Activity Level

Great Danes have moderate exercise needs. They enjoy brisk daily walks and occasional sprints in a safe area. Access to a yard is ideal, but these giant dogs can adapt to apartment living with proper exercise.


Despite their imposing presence, the Great Dane is an easygoing, affectionate dog that thrives as a family companion. They are playful, patient, and gentle by nature, especially with children. Reserved with strangers, Great Danes make excellent watchdogs.

Care and Maintenance


Great Danes need at least 20-30 minutes of exercise daily. Moderate walks and play sessions in a secure area will satisfy their exercise requirements. Access to a spacious, fenced yard provides a good outlet for this breed.

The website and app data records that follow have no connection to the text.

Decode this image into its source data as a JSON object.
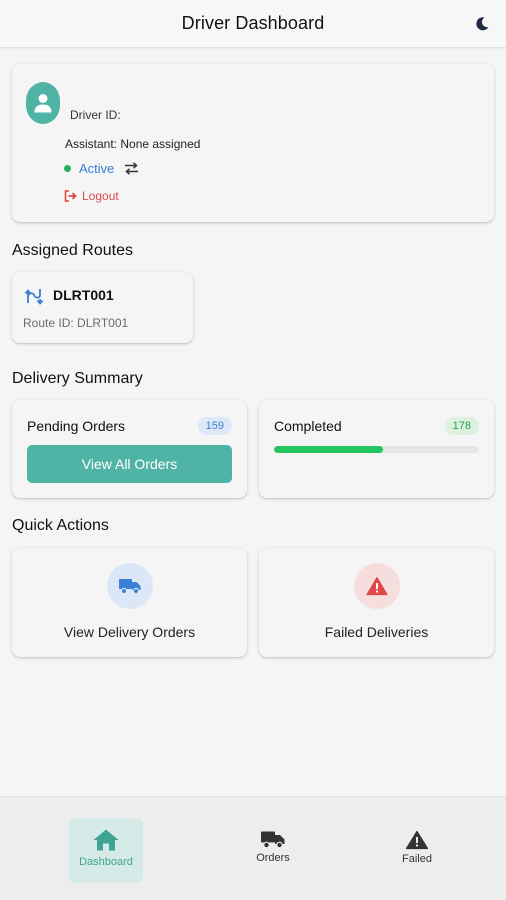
{
  "header": {
    "title": "Driver Dashboard",
    "theme_icon": "moon-icon"
  },
  "driver": {
    "driver_id_label": "Driver ID:",
    "assistant_label": "Assistant: None assigned",
    "status": "Active",
    "status_color": "#27ae60",
    "logout_label": "Logout"
  },
  "routes": {
    "section_title": "Assigned Routes",
    "items": [
      {
        "name": "DLRT001",
        "route_id": "Route ID: DLRT001"
      }
    ]
  },
  "summary": {
    "section_title": "Delivery Summary",
    "pending": {
      "title": "Pending Orders",
      "count": "159",
      "button_label": "View All Orders"
    },
    "completed": {
      "title": "Completed",
      "count": "178",
      "progress_fraction": 0.53
    }
  },
  "quick_actions": {
    "section_title": "Quick Actions",
    "items": [
      {
        "label": "View Delivery Orders",
        "icon": "truck-icon",
        "color": "#3b7fd6"
      },
      {
        "label": "Failed Deliveries",
        "icon": "warning-icon",
        "color": "#e04848"
      }
    ]
  },
  "bottom_nav": {
    "items": [
      {
        "label": "Dashboard",
        "icon": "home-icon",
        "active": true
      },
      {
        "label": "Orders",
        "icon": "truck-icon",
        "active": false
      },
      {
        "label": "Failed",
        "icon": "warning-icon",
        "active": false
      }
    ]
  },
  "colors": {
    "accent": "#4fb3a5",
    "progress": "#22c55e",
    "danger": "#e04848",
    "link": "#3b7fd6"
  }
}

The short coat of the Great Dane requires minimal grooming. Use a rubber brush weekly to remove loose hair and distribute skin oils. Check and clean ears regularly. Trim nails as needed.


Great Danes respond very well to consistent, reward-based training. Early socialization and obedience classes are highly beneficial in bringing out their best qualities. House training may be challenging with puppies due to their large size. Crate training aids the process.

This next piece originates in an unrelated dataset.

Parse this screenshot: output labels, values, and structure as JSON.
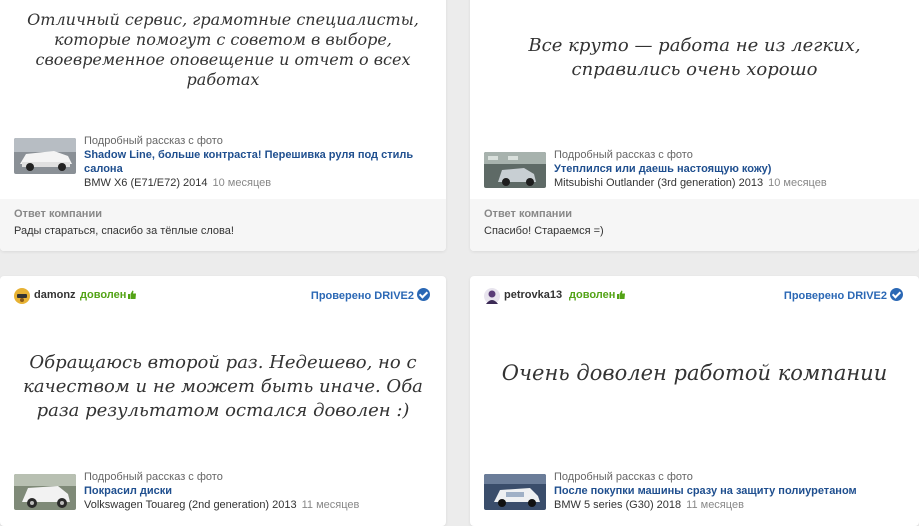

Health Concerns

Potential health issues seen in Great Danes include gastric torsion, cardiomyopathy, joint dysplasia, and bone cancer. Reputable breeders screen for health conditions. Proper nutrition, exercise and regular vet visits are essential. Average lifespan is 7-10 years.


  • Great Danes cannot give birth naturally due to their large size and must deliver by cesarean section.
  • Great Danes make an excellent choice for experienced dog owners thanks to their loyal and gentle nature.
  • Great Danes thrive as indoor dogs and do not tolerate temperature extremes well due to their short coat.
  • The average lifespan of a Great Dane is short due to health issues like bloat and cardiomyopathy.
  • Due to their large size, Great Danes require strong leash training and manners.
  • The Great Dane originated in Germany where they were bred as hunting dogs and dog fighters.


The Great Dane originated in Germany and was bred to hunt large game like wild boar. Their roots can be traced back thousands of years to ancient Tibetan Mastiffs. German nobles admired the breed’s imposing stature and refined appearance. Great Danes came to Britain and America in the late 1800s and quickly gained popularity. They were accepted by the AKC in 1887.

Is a Great Dane the Right Dog For You?


  • Gentle, dependable nature
  • Devoted family companion
  • Minimal grooming needs
  • Intelligent and trainable

Potential Cons

  • Require significant space
  • Prone to health problems
  • Short lifespan of 7-10 years
  • Large food consumption

Best Homes

Great Danes thrive in homes with ample room both indoors and outdoors. Families able to provide enough exercise do best with this breed. Their patient, amiable temperament allows them to succeed in households with children and other pets. Great Dane owners must be prepared for their extensive space and veterinary needs. When properly socialized and cared for, the Great Dane is a wonderful addition to most families. Their sweet, loyal nature makes up for their short lifespans.